This is the well-known k-median problem (which differs from the also popular k-means problem by the use of distances, rather than squares of distances). In a general metric space, the k-median problem is known to be NP-hard, as well as being hard to approximate to within arbitrary constant factor. The current best known approximation ratio for the k-median is

If the underlying metric is the Euclidean metric, then the problem complexity changes: in fact a PTAS for the Euclidean k-median can be obtained, due to the results of Arora, Raghavan and Rao, and then Kolliopoulos and Rao (who provide an almost-linear time algorithm). But as far as I am aware, there is still no NP-hardness proof for the Euclidean k-median problem, and I'd be interested in knowing if I am wrong here.

Note that the related problem of Euclidean k-means is known to be NP-hard from an observation by Drineas, Frieze, Kannan, Vempala and Vinay.

Update: As pointed out in the comments, the NP-hardness of k-median in the plane was shown in 1984 by Megiddo and Supowit.

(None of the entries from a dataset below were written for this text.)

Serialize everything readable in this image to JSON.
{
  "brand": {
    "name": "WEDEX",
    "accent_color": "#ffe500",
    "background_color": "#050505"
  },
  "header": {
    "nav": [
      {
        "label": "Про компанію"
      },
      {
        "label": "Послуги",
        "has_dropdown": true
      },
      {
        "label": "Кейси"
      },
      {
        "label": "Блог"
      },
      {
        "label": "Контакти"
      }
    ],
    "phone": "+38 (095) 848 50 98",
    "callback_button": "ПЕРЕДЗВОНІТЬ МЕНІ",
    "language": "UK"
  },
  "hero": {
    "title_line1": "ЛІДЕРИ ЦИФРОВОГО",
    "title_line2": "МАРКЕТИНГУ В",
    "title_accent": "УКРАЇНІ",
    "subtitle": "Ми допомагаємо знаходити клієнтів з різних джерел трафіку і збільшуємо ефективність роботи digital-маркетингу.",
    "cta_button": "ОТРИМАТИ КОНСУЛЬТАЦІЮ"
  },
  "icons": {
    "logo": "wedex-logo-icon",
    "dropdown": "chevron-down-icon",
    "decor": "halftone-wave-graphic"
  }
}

Once again, the wisdom of the internet beats independent research ;)